Data entries
· · · · · · ·

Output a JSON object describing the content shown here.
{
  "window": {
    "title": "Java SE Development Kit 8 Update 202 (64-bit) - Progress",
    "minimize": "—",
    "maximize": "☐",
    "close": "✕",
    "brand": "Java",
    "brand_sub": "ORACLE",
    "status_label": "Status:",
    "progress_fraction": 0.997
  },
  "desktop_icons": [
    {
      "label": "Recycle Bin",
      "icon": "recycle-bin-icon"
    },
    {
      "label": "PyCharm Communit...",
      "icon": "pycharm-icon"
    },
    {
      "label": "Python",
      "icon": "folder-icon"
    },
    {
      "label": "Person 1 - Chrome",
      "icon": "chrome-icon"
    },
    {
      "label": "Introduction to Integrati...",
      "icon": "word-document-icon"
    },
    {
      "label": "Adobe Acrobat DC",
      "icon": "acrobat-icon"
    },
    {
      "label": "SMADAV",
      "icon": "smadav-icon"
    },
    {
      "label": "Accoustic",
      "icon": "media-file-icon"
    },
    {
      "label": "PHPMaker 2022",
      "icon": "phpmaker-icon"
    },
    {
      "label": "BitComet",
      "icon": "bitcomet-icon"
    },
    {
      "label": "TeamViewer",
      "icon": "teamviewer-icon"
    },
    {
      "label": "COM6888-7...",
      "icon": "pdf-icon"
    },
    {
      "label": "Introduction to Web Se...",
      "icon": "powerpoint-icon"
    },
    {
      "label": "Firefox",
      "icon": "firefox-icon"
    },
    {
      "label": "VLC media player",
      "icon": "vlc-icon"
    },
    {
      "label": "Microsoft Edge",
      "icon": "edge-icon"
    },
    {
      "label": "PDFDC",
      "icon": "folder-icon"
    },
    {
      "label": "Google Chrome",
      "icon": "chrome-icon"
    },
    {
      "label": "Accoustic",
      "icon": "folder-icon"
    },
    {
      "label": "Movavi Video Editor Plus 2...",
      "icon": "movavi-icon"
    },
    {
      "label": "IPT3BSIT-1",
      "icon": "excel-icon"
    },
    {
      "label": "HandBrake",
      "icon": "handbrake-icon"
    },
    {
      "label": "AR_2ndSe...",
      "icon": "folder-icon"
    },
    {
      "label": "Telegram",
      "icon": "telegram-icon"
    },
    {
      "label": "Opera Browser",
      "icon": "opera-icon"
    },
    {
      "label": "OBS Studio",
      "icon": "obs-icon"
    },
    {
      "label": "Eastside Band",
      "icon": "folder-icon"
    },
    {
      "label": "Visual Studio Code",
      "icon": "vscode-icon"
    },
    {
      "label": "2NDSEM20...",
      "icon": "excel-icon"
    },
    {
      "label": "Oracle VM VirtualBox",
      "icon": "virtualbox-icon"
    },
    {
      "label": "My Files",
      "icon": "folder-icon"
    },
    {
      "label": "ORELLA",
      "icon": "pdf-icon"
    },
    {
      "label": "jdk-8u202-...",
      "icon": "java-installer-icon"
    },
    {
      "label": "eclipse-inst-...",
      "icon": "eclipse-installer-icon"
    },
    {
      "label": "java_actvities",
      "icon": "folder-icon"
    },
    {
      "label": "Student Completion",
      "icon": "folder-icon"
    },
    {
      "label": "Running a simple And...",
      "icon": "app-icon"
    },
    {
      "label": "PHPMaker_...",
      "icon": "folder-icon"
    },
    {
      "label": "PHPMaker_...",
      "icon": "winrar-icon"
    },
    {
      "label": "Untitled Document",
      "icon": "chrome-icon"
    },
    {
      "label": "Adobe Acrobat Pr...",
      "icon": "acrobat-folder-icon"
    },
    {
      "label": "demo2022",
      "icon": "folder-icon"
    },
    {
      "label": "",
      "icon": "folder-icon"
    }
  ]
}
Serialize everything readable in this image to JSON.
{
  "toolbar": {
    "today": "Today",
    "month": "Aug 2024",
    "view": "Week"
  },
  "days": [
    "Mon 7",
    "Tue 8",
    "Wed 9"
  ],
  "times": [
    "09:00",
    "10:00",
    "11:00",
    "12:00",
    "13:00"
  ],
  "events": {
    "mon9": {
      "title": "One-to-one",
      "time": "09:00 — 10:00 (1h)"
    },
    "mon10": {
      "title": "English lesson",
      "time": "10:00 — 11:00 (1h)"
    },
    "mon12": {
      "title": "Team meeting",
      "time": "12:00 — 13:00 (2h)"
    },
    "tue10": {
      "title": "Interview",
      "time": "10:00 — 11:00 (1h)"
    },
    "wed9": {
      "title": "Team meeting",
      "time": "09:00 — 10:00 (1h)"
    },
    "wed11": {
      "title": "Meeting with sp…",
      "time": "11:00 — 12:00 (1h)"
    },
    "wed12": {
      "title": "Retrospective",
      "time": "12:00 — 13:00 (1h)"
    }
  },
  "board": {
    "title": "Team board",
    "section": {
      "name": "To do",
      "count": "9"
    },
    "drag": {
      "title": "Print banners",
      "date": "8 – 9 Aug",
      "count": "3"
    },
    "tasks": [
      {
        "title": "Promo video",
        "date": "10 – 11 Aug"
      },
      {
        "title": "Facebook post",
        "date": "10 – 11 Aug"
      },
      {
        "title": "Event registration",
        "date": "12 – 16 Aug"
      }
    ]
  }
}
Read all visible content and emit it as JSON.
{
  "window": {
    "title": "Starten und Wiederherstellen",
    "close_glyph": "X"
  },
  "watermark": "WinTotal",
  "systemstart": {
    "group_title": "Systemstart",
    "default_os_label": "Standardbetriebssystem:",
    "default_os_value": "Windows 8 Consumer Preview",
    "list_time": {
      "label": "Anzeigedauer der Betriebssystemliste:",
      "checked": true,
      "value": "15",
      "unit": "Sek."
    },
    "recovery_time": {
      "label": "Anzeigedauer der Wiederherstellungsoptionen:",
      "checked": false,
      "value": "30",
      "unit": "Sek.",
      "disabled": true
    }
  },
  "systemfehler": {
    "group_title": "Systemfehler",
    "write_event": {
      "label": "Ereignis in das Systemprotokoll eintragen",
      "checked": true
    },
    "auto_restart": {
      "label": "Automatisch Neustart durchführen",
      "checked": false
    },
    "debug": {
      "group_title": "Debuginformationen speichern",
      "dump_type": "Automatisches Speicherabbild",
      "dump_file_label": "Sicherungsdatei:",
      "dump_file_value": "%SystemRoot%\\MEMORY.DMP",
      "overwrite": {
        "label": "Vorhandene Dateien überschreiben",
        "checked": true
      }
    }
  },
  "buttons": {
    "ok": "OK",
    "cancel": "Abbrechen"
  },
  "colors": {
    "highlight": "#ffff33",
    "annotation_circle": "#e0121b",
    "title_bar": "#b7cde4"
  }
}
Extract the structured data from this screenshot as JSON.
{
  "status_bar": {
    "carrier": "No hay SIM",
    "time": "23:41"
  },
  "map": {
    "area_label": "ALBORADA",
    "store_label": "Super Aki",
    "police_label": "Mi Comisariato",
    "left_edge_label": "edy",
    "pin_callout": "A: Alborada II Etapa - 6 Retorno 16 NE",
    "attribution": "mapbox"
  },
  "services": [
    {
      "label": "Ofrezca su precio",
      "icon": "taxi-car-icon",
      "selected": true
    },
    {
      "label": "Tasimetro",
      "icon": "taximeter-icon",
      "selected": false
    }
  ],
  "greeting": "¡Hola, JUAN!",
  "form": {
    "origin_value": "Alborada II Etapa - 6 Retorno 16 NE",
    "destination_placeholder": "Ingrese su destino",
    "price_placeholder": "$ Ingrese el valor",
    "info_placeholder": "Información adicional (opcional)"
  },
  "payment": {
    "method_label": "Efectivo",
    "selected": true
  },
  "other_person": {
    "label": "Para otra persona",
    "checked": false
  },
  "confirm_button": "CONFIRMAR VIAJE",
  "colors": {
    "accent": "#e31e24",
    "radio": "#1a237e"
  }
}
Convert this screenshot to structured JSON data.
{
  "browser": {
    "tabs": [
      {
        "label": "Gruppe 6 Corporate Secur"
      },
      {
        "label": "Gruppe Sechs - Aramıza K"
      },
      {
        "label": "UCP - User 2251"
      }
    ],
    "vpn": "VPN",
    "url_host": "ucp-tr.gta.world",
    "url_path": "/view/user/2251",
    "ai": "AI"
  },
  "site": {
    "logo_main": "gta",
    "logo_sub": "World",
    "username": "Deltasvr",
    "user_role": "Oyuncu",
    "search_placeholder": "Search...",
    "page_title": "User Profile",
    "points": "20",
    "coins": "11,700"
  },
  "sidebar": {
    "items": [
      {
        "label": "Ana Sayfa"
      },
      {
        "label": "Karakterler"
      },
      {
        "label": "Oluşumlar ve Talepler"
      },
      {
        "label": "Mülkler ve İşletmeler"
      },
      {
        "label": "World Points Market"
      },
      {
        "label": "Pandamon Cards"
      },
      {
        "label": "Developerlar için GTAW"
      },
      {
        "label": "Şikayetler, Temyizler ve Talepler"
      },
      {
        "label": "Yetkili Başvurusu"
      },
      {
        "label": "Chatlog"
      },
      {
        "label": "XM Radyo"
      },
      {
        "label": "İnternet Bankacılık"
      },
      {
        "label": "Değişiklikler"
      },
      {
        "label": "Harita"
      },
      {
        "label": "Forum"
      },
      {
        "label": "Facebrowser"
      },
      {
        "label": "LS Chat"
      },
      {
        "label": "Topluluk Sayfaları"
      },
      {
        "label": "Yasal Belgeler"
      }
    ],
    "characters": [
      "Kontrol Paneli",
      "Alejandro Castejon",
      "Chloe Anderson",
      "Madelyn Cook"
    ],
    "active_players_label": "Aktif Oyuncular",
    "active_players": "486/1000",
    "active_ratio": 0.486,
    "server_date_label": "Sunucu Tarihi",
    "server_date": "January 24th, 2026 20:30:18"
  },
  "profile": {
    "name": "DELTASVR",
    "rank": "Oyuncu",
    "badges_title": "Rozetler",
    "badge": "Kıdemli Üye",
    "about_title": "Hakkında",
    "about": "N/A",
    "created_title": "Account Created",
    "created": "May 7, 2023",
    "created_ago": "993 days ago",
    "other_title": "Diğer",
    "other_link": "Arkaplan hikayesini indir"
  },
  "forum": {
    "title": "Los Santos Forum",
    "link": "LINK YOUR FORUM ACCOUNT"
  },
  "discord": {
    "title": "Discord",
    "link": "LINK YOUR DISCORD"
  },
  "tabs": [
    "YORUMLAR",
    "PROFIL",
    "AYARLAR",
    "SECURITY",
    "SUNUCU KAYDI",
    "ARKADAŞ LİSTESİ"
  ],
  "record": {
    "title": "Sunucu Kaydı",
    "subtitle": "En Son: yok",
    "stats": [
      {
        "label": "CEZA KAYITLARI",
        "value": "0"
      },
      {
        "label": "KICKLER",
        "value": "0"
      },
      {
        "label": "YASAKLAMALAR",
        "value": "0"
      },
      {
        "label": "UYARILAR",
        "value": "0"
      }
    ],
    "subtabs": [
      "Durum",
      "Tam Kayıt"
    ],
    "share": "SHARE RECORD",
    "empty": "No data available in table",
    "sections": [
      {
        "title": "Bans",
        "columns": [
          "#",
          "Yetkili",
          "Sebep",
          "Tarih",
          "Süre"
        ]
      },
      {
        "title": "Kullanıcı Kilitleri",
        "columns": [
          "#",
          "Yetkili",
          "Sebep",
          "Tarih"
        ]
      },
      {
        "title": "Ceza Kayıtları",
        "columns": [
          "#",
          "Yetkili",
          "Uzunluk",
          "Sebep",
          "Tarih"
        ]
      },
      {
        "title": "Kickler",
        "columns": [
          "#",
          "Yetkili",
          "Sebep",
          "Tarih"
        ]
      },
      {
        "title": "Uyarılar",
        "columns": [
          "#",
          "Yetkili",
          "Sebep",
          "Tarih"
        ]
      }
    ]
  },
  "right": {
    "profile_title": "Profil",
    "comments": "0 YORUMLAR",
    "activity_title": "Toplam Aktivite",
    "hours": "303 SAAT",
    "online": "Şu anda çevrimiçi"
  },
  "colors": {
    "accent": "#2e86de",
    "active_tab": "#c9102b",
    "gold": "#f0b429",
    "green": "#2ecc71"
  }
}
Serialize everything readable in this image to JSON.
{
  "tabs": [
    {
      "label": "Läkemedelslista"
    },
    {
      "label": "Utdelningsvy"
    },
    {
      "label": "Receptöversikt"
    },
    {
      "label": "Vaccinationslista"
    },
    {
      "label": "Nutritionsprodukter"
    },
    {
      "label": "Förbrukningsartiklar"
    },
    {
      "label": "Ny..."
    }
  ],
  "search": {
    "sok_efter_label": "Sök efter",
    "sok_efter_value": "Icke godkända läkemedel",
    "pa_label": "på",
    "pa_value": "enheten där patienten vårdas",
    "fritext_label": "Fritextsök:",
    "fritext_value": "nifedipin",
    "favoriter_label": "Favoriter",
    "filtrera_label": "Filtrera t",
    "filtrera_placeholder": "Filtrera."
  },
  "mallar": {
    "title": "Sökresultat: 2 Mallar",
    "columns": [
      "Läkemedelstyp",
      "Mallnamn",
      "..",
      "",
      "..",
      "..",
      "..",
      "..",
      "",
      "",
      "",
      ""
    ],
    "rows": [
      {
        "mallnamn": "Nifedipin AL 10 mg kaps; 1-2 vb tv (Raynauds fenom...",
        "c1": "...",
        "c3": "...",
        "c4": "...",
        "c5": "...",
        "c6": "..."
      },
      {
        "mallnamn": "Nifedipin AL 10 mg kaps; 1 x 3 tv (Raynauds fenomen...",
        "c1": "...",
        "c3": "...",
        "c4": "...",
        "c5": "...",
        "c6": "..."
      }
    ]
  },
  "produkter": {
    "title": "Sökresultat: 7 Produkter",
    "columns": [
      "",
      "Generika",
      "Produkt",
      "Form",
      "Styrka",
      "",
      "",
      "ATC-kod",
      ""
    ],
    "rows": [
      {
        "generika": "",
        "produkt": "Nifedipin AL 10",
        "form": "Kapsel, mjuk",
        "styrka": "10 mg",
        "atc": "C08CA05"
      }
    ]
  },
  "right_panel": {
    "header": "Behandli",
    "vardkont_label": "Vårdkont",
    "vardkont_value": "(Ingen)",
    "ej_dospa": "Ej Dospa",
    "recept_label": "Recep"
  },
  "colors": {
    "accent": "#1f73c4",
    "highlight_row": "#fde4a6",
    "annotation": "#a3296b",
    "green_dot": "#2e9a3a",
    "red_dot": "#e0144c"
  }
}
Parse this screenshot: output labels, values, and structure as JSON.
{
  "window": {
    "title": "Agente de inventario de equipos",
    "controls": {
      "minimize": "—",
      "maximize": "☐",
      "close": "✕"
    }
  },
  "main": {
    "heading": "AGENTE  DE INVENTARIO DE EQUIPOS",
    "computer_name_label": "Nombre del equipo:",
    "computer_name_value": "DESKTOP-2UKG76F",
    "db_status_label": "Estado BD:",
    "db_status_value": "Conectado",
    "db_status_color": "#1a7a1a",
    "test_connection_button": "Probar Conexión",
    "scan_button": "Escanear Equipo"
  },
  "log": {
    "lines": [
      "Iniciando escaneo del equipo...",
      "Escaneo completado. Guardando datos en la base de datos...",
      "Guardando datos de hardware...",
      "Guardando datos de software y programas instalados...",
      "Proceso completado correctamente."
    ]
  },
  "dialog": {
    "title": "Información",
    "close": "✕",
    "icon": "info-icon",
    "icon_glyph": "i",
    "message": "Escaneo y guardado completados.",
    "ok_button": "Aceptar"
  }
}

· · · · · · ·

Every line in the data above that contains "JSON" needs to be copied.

Output a JSON object describing the content shown here.
Serialize everything readable in this image to JSON.
Read all visible content and emit it as JSON.
Extract the structured data from this screenshot as JSON.
Convert this screenshot to structured JSON data.
Serialize everything readable in this image to JSON.
Parse this screenshot: output labels, values, and structure as JSON.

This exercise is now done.